So, I decided to go with the basic MegaMan figure from the basic line. Not sure why I picked this figure up, except that he looked decently-made, reasonably cool, and certainly more intelligent (and less bizarre) than a lot of the Japanese stuff we're getting these days, like Pokemon, Duel Masters, Yu-Gi-Oh, or whatever.

There's six different figures in the action figure assortment at this time. Two versions of MegaMan (I went for the more basic of the two), and four assorted characters which I assume are opponents. Just before Christmas, I saw a second assortment, interestingly on somewhat smaller cards but clearly from the same line, at Toys "R" Us, that included a third MegaMan version and a number of other characters.

MegaMan has a fairly typical anime appearance to him without being overly exaggerated. The figure stands about 5-3/4" in height, and looks like an animated version of a boy wearing a dark blue bodysuit, with fairly large lighter blue gloves and boots, as well as what looks like a futuristic bike helmet.

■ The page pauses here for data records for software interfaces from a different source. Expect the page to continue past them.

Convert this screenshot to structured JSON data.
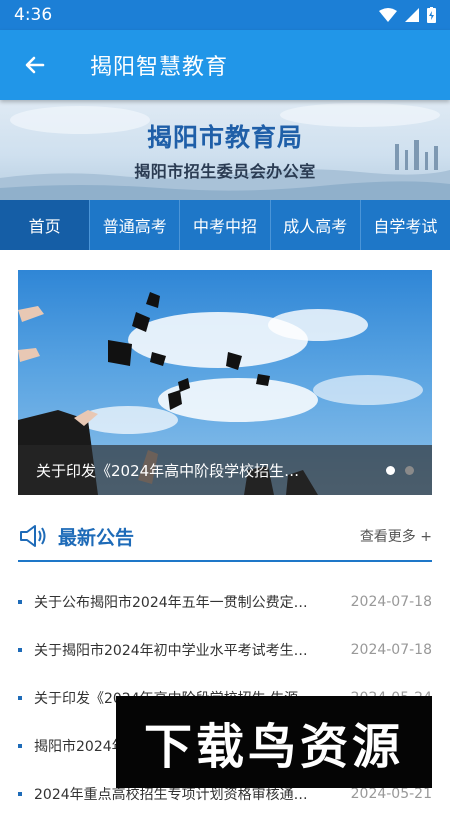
{
  "status_bar": {
    "time": "4:36"
  },
  "app_bar": {
    "title": "揭阳智慧教育"
  },
  "banner": {
    "title": "揭阳市教育局",
    "subtitle": "揭阳市招生委员会办公室"
  },
  "nav": {
    "items": [
      {
        "label": "首页",
        "active": true
      },
      {
        "label": "普通高考"
      },
      {
        "label": "中考中招"
      },
      {
        "label": "成人高考"
      },
      {
        "label": "自学考试"
      }
    ]
  },
  "carousel": {
    "caption": "关于印发《2024年高中阶段学校招生…",
    "slide_count": 2,
    "active_index": 0
  },
  "announcements": {
    "title": "最新公告",
    "more_label": "查看更多 +",
    "items": [
      {
        "title": "关于公布揭阳市2024年五年一贯制公费定…",
        "date": "2024-07-18"
      },
      {
        "title": "关于揭阳市2024年初中学业水平考试考生…",
        "date": "2024-07-18"
      },
      {
        "title": "关于印发《2024年高中阶段学校招生 生源…",
        "date": "2024-05-24"
      },
      {
        "title": "揭阳市2024年…",
        "date": ""
      },
      {
        "title": "2024年重点高校招生专项计划资格审核通…",
        "date": "2024-05-21"
      }
    ]
  },
  "watermark": {
    "text": "下载鸟资源"
  },
  "colors": {
    "primary": "#2196e8",
    "nav": "#1e77c8",
    "nav_active": "#155ea6",
    "accent_text": "#1e6bb8"
  }
}
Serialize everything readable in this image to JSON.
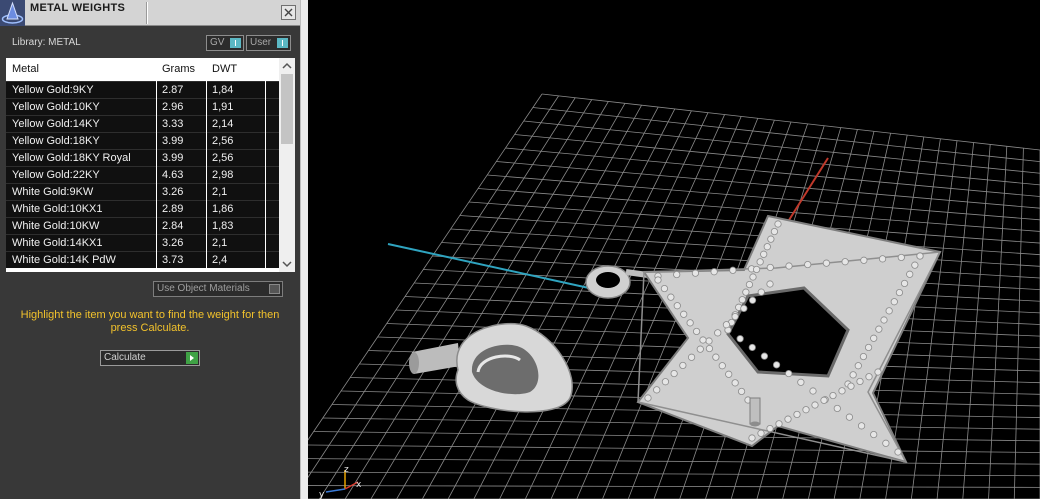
{
  "panel": {
    "title": "METAL WEIGHTS",
    "library_label": "Library: METAL",
    "gv_label": "GV",
    "user_label": "User",
    "columns": [
      "Metal",
      "Grams",
      "DWT"
    ],
    "rows": [
      {
        "metal": "Yellow Gold:9KY",
        "grams": "2.87",
        "dwt": "1,84"
      },
      {
        "metal": "Yellow Gold:10KY",
        "grams": "2.96",
        "dwt": "1,91"
      },
      {
        "metal": "Yellow Gold:14KY",
        "grams": "3.33",
        "dwt": "2,14"
      },
      {
        "metal": "Yellow Gold:18KY",
        "grams": "3.99",
        "dwt": "2,56"
      },
      {
        "metal": "Yellow Gold:18KY Royal",
        "grams": "3.99",
        "dwt": "2,56"
      },
      {
        "metal": "Yellow Gold:22KY",
        "grams": "4.63",
        "dwt": "2,98"
      },
      {
        "metal": "White Gold:9KW",
        "grams": "3.26",
        "dwt": "2,1"
      },
      {
        "metal": "White Gold:10KX1",
        "grams": "2.89",
        "dwt": "1,86"
      },
      {
        "metal": "White Gold:10KW",
        "grams": "2.84",
        "dwt": "1,83"
      },
      {
        "metal": "White Gold:14KX1",
        "grams": "3.26",
        "dwt": "2,1"
      },
      {
        "metal": "White Gold:14K PdW",
        "grams": "3.73",
        "dwt": "2,4"
      }
    ],
    "use_object_materials_label": "Use Object Materials",
    "hint": "Highlight the item you want to find the weight for then press Calculate.",
    "calculate_label": "Calculate"
  },
  "viewport": {
    "axis_labels": {
      "x": "x",
      "y": "y",
      "z": "z"
    },
    "colors": {
      "x_axis": "#c0392b",
      "y_axis": "#2fa4c0",
      "grid": "#8a8a8a",
      "background": "#000000",
      "model": "#cfcfcf"
    }
  }
}
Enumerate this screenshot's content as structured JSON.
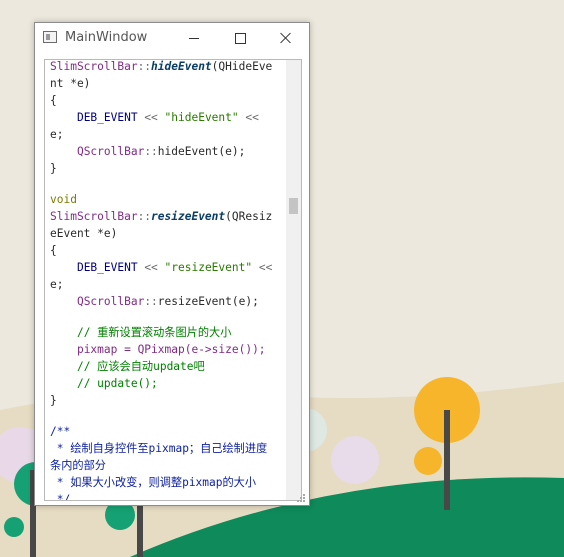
{
  "window": {
    "title": "MainWindow",
    "minimize_icon": "minimize-icon",
    "maximize_icon": "maximize-icon",
    "close_icon": "close-icon"
  },
  "editor": {
    "lines": {
      "l1": {
        "cls": "SlimScrollBar",
        "op": "::",
        "fn": "hideEvent",
        "rest": "(QHideEve"
      },
      "l2": {
        "text": "nt *e)"
      },
      "l3": {
        "text": "{"
      },
      "l4": {
        "mac": "DEB_EVENT",
        "op": " << ",
        "str": "\"hideEvent\"",
        "op2": " <<"
      },
      "l5": {
        "text": "e;"
      },
      "l6": {
        "cls": "QScrollBar",
        "op": "::",
        "rest": "hideEvent(e);"
      },
      "l7": {
        "text": "}"
      },
      "l8": {
        "kw": "void"
      },
      "l9": {
        "cls": "SlimScrollBar",
        "op": "::",
        "fn": "resizeEvent",
        "rest": "(QResiz"
      },
      "l10": {
        "text": "eEvent *e)"
      },
      "l11": {
        "text": "{"
      },
      "l12": {
        "mac": "DEB_EVENT",
        "op": " << ",
        "str": "\"resizeEvent\"",
        "op2": " <<"
      },
      "l13": {
        "text": "e;"
      },
      "l14": {
        "cls": "QScrollBar",
        "op": "::",
        "rest": "resizeEvent(e);"
      },
      "l15": {
        "cmt": "// 重新设置滚动条图片的大小"
      },
      "l16": {
        "text": "pixmap = QPixmap(e->size());"
      },
      "l17": {
        "cmt": "// 应该会自动update吧"
      },
      "l18": {
        "cmt": "// update();"
      },
      "l19": {
        "text": "}"
      },
      "l20": {
        "doc": "/**"
      },
      "l21": {
        "doc": " * 绘制自身控件至pixmap；自己绘制进度"
      },
      "l22": {
        "doc": "条内的部分"
      },
      "l23": {
        "doc": " * 如果大小改变，则调整pixmap的大小"
      },
      "l24": {
        "doc": " */"
      }
    }
  }
}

There's some black spikes sticking out of the back of his head which I assume to be the virtual reality version of hair.

The figure is articulated at the head, arms, elbows, glove/wrists, waist, legs, and knees. The gloves are removable in order to attach several weapons to the lower arm posts. I suspect in the animated series, MegaMan probably just morphs into these.

Overall, it's an excellent action figure, from a concept that I suspect is a lot more tolerable than most kid-directed Japanese animation.

I have the distinct impression that these MegaMan toys may be a "back-door" Bandai product. They just don't look too "Mattel", whether you're talking about Masters of the Universe, Batman, or Justice League. The last MegaMan figures, from the previous MegaMan concept, were from a fairly small company called JazWares. Some of these can still be found at stores like K*B Toys.

But, in any case, it's certainly a decent action figure, from a concept that seems to have a fair amount of popularity behind it. If you're a MegaMan fan, or just a general fan of Japanese animation, and you've been wondering if these MegaMan NT Warrior figures are worth collecting, then they definitely have my recommendation! This looks like a very cool concept, and it's certainly a cool figure, and I'm glad to have him in my collection. I'm sure he'll be welcome in yours.